─── Information supplied

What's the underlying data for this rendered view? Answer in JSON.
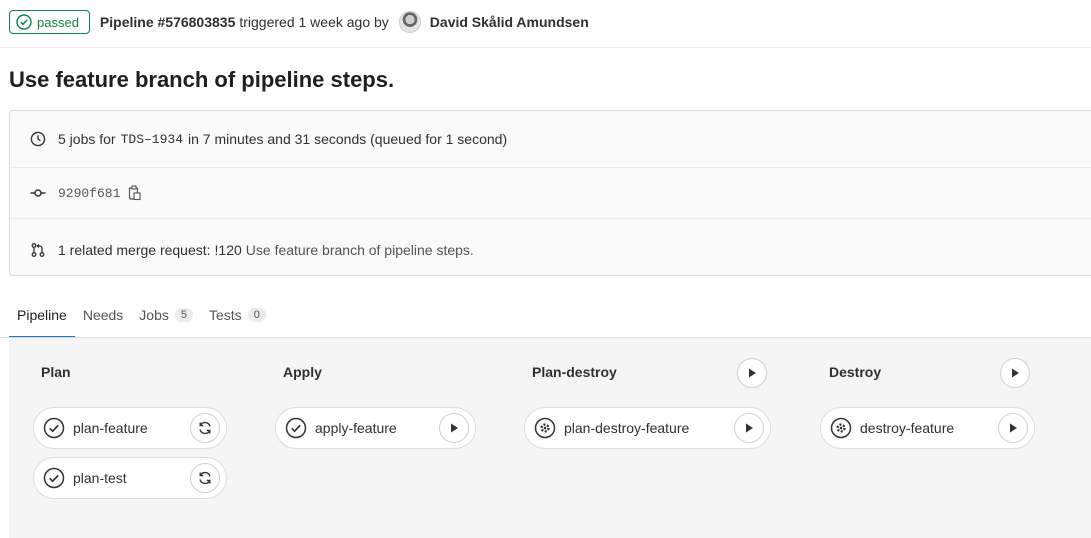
{
  "header": {
    "status": "passed",
    "pipeline_id": "Pipeline #576803835",
    "trigger_text": "triggered 1 week ago by",
    "author": "David Skålid Amundsen"
  },
  "title": "Use feature branch of pipeline steps.",
  "info": {
    "jobs_prefix": "5 jobs for",
    "branch": "TDS–1934",
    "duration_text": "in 7 minutes and 31 seconds (queued for 1 second)",
    "commit_sha": "9290f681",
    "mr_prefix": "1 related merge request:",
    "mr_link": "!120",
    "mr_title": "Use feature branch of pipeline steps."
  },
  "tabs": [
    {
      "label": "Pipeline",
      "count": null
    },
    {
      "label": "Needs",
      "count": null
    },
    {
      "label": "Jobs",
      "count": "5"
    },
    {
      "label": "Tests",
      "count": "0"
    }
  ],
  "stages": [
    {
      "name": "Plan",
      "jobs": [
        {
          "name": "plan-feature",
          "status": "success",
          "action": "retry"
        },
        {
          "name": "plan-test",
          "status": "success",
          "action": "retry"
        }
      ]
    },
    {
      "name": "Apply",
      "jobs": [
        {
          "name": "apply-feature",
          "status": "success",
          "action": "play"
        }
      ]
    },
    {
      "name": "Plan-destroy",
      "jobs": [
        {
          "name": "plan-destroy-feature",
          "status": "manual",
          "action": "play"
        }
      ]
    },
    {
      "name": "Destroy",
      "jobs": [
        {
          "name": "destroy-feature",
          "status": "manual",
          "action": "play"
        }
      ]
    }
  ],
  "colors": {
    "success": "#108548",
    "accent": "#1f75cb"
  }
}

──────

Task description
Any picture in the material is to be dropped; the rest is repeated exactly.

Response area
What's the underlying data for this rendered view? Answer in JSON.
{
  "header": {
    "status": "passed",
    "pipeline_id": "Pipeline #576803835",
    "trigger_text": "triggered 1 week ago by",
    "author": "David Skålid Amundsen"
  },
  "title": "Use feature branch of pipeline steps.",
  "info": {
    "jobs_prefix": "5 jobs for",
    "branch": "TDS–1934",
    "duration_text": "in 7 minutes and 31 seconds (queued for 1 second)",
    "commit_sha": "9290f681",
    "mr_prefix": "1 related merge request:",
    "mr_link": "!120",
    "mr_title": "Use feature branch of pipeline steps."
  },
  "tabs": [
    {
      "label": "Pipeline",
      "count": null
    },
    {
      "label": "Needs",
      "count": null
    },
    {
      "label": "Jobs",
      "count": "5"
    },
    {
      "label": "Tests",
      "count": "0"
    }
  ],
  "stages": [
    {
      "name": "Plan",
      "jobs": [
        {
          "name": "plan-feature",
          "status": "success",
          "action": "retry"
        },
        {
          "name": "plan-test",
          "status": "success",
          "action": "retry"
        }
      ]
    },
    {
      "name": "Apply",
      "jobs": [
        {
          "name": "apply-feature",
          "status": "success",
          "action": "play"
        }
      ]
    },
    {
      "name": "Plan-destroy",
      "jobs": [
        {
          "name": "plan-destroy-feature",
          "status": "manual",
          "action": "play"
        }
      ]
    },
    {
      "name": "Destroy",
      "jobs": [
        {
          "name": "destroy-feature",
          "status": "manual",
          "action": "play"
        }
      ]
    }
  ],
  "colors": {
    "success": "#108548",
    "accent": "#1f75cb"
  }
}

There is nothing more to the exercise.